Buddhism teaches us that life is suffering and sets out a path we can choose to follow that eases the suffering, somewhat. One of the fundamental teachings is simply; it is what it is. That isn’t to mean we become passive and accept whatever comes our way without any emotion – we are human and truly that’s what causes the suffering. What it means is that life is what it is – we can’t control everything that comes into our lives day by day. We are surrounded by billions of other humans and on a daily basis, hundreds and thousands of others who come and go around us. Each with their own thoughts, feelings, behaviours and actions. In addition, nature does its thing and in every second billions of tiny things happen. It would be an absolute impossibility to even comprehend how we could control all of that. Not to mention exhausting!
What we can control is our response to it. Buddhism teaches us to remain centred whatever the weather, so to speak. For a long time I always thought of this more in times of trouble – so when there’s a storm and life is flinging you about and blowing you this way and that. What I’ve come to realise, experientially, is that being centred is just as important when life is up as it is when it is down.
Life doesn’t differentiate between good and bad. It is the meaning we place upon things that make it so – that make our experience what it is. If we are always striving for the highs, the lows become unwanted and harder to manage. That isn’t to say we can’t be happy or content – it is more about accepting that life is not intended to be that way all of the time. When you can truly accept that deep within, you begin to see that when bumps in the road occur – or back to my weather analogy, when we get blown about a little or experience full on storms, they’re easier to deal with. They’ll come and they’ll go.
This week I was quite hard on myself about something I did – not involving anyone else, just an experience I had that I deemed not good for me. A friend said to me that a couple of days before I was on a high and just to remember that. Suddenly it was as though I was transported somewhere high above and given a different perspective. One where I could see my experience on both occasions – both what I had deemed high and then low were simply experiences – they were not good or bad, they just were. My perspective or the meaning I had placed to each experience is what made it so – what made it good or bad to me.

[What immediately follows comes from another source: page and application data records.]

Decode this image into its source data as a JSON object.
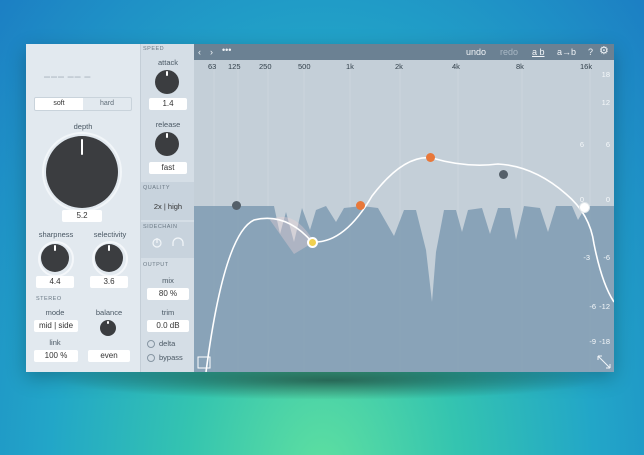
{
  "left": {
    "mode_toggle": {
      "soft": "soft",
      "hard": "hard"
    },
    "depth": {
      "label": "depth",
      "value": "5.2"
    },
    "sharpness": {
      "label": "sharpness",
      "value": "4.4"
    },
    "selectivity": {
      "label": "selectivity",
      "value": "3.6"
    },
    "stereo": {
      "section": "STEREO",
      "mode_label": "mode",
      "mode_value": "mid | side",
      "balance_label": "balance",
      "balance_value": "even",
      "link_label": "link",
      "link_value": "100 %"
    }
  },
  "mid": {
    "speed": {
      "section": "SPEED",
      "attack_label": "attack",
      "attack_value": "1.4",
      "release_label": "release",
      "release_value": "fast"
    },
    "quality": {
      "section": "QUALITY",
      "value": "2x | high"
    },
    "sidechain": {
      "section": "SIDECHAIN"
    },
    "output": {
      "section": "OUTPUT",
      "mix_label": "mix",
      "mix_value": "80 %",
      "trim_label": "trim",
      "trim_value": "0.0 dB",
      "delta": "delta",
      "bypass": "bypass"
    }
  },
  "toolbar": {
    "undo": "undo",
    "redo": "redo",
    "ab": "a b",
    "a_to_b": "a→b",
    "help": "?"
  },
  "graph": {
    "freq_labels": [
      "63",
      "125",
      "250",
      "500",
      "1k",
      "2k",
      "4k",
      "8k",
      "16k"
    ],
    "db_right": [
      "18",
      "12",
      "6",
      "0",
      "-6",
      "-12",
      "-18"
    ],
    "db_inner": [
      "6",
      "0",
      "-3",
      "-6",
      "-9"
    ]
  },
  "colors": {
    "accent_orange": "#e8783a",
    "node_yellow": "#f0d050",
    "node_gray": "#55606a",
    "toolbar": "#6b8193",
    "spectrum": "#7f9bb3"
  }
}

I’ve got several situations going on in my life right now that are challenging – as we all have at points in our lives. This is life and if we can remain centred – whatever that is for each of us, we can weather the storms without immense suffering. Experiencing emotions is normal – but being overcome and dragged along by them daily is what creates suffering. There are varying degrees to suffering – losing someone and grieving is suffering we often must endure and go through. However, suffering to life’s ups and downs is a choice. For example, worrying creates suffering that is most often totally unnecessary. We worry about things don’t even happen, yet in our minds the worries have become very real. There are times when this incessant worrying actually brings about what we are most worried about!
So what is being centred?
It isn’t so much about being in the middle because what is your middle may be different to mine or the next persons. It is about finding that ‘centre’ within, that place of peace or knowing, belonging where you feel centred. In my experience most people have to practice at this because to know that place is to know yourself. Finding time to be quiet, still and look within.
Meditation and mindfulness is a tool you can use for raising your level of self awareness, allowing you to create space to see the way you think, behave and act in a way that is objective. Meditation connects you with your ‘true self’ that can only be found within and truly the place of centredness. Seek and you will find – start a regular daily meditation practice. Over time as your self awareness grows and you create space, being able to bring yourself back to centre becomes something you do naturally. It becomes a sanctuary and a place of peace where you can rest and restore from whatever life brings your way.